### Your objective
Please reproduce the entries below exactly, leaving the pictures out.

### Data extract
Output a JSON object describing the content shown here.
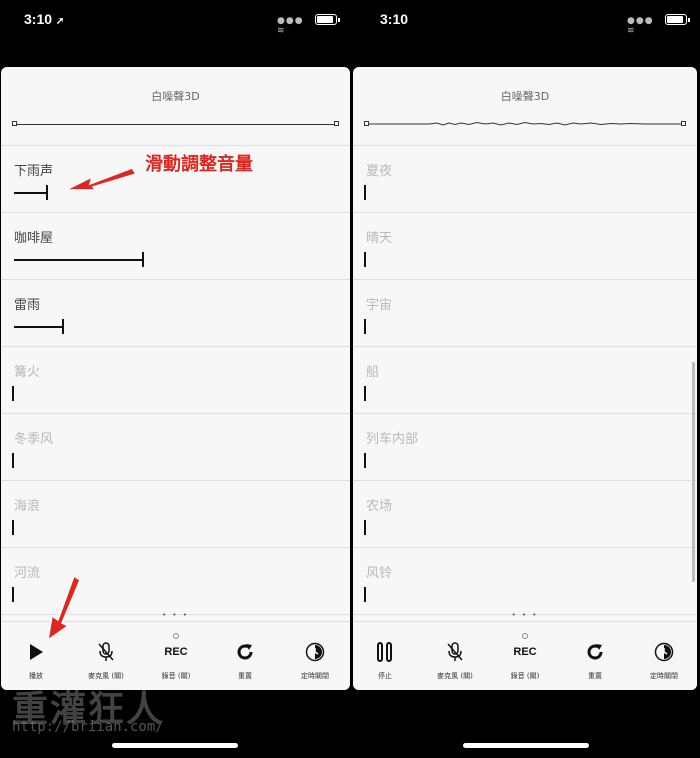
{
  "status_bar": {
    "left_time": "3:10",
    "right_time": "3:10"
  },
  "app_title": "白噪聲3D",
  "annotation_text": "滑動調整音量",
  "left_panel": {
    "master_volume": 1.0,
    "sounds": [
      {
        "label": "下雨声",
        "volume": 0.1,
        "active": true
      },
      {
        "label": "咖啡屋",
        "volume": 0.4,
        "active": true
      },
      {
        "label": "雷雨",
        "volume": 0.15,
        "active": true
      },
      {
        "label": "篝火",
        "volume": 0,
        "active": false
      },
      {
        "label": "冬季风",
        "volume": 0,
        "active": false
      },
      {
        "label": "海浪",
        "volume": 0,
        "active": false
      },
      {
        "label": "河流",
        "volume": 0,
        "active": false
      }
    ],
    "toolbar": {
      "play_label": "播放",
      "mic_label": "麥克風 (關)",
      "rec_label": "錄音 (關)",
      "rec_text": "REC",
      "reset_label": "重置",
      "timer_label": "定時關閉"
    }
  },
  "right_panel": {
    "master_volume": 1.0,
    "sounds": [
      {
        "label": "夏夜",
        "volume": 0,
        "active": false
      },
      {
        "label": "晴天",
        "volume": 0,
        "active": false
      },
      {
        "label": "宇宙",
        "volume": 0,
        "active": false
      },
      {
        "label": "船",
        "volume": 0,
        "active": false
      },
      {
        "label": "列车内部",
        "volume": 0,
        "active": false
      },
      {
        "label": "农场",
        "volume": 0,
        "active": false
      },
      {
        "label": "风铃",
        "volume": 0,
        "active": false
      }
    ],
    "toolbar": {
      "stop_label": "停止",
      "mic_label": "麥克風 (關)",
      "rec_label": "錄音 (關)",
      "rec_text": "REC",
      "reset_label": "重置",
      "timer_label": "定時關閉"
    }
  },
  "page_dots": "• • •",
  "watermark": {
    "text": "重灌狂人",
    "url": "http://briian.com/"
  },
  "colors": {
    "annotation": "#e0261e",
    "active_text": "#444444",
    "inactive_text": "#b9b9b9"
  }
}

### Answer to the exercise
Output a JSON object describing the content shown here.
{
  "status_bar": {
    "left_time": "3:10",
    "right_time": "3:10"
  },
  "app_title": "白噪聲3D",
  "annotation_text": "滑動調整音量",
  "left_panel": {
    "master_volume": 1.0,
    "sounds": [
      {
        "label": "下雨声",
        "volume": 0.1,
        "active": true
      },
      {
        "label": "咖啡屋",
        "volume": 0.4,
        "active": true
      },
      {
        "label": "雷雨",
        "volume": 0.15,
        "active": true
      },
      {
        "label": "篝火",
        "volume": 0,
        "active": false
      },
      {
        "label": "冬季风",
        "volume": 0,
        "active": false
      },
      {
        "label": "海浪",
        "volume": 0,
        "active": false
      },
      {
        "label": "河流",
        "volume": 0,
        "active": false
      }
    ],
    "toolbar": {
      "play_label": "播放",
      "mic_label": "麥克風 (關)",
      "rec_label": "錄音 (關)",
      "rec_text": "REC",
      "reset_label": "重置",
      "timer_label": "定時關閉"
    }
  },
  "right_panel": {
    "master_volume": 1.0,
    "sounds": [
      {
        "label": "夏夜",
        "volume": 0,
        "active": false
      },
      {
        "label": "晴天",
        "volume": 0,
        "active": false
      },
      {
        "label": "宇宙",
        "volume": 0,
        "active": false
      },
      {
        "label": "船",
        "volume": 0,
        "active": false
      },
      {
        "label": "列车内部",
        "volume": 0,
        "active": false
      },
      {
        "label": "农场",
        "volume": 0,
        "active": false
      },
      {
        "label": "风铃",
        "volume": 0,
        "active": false
      }
    ],
    "toolbar": {
      "stop_label": "停止",
      "mic_label": "麥克風 (關)",
      "rec_label": "錄音 (關)",
      "rec_text": "REC",
      "reset_label": "重置",
      "timer_label": "定時關閉"
    }
  },
  "page_dots": "• • •",
  "watermark": {
    "text": "重灌狂人",
    "url": "http://briian.com/"
  },
  "colors": {
    "annotation": "#e0261e",
    "active_text": "#444444",
    "inactive_text": "#b9b9b9"
  }
}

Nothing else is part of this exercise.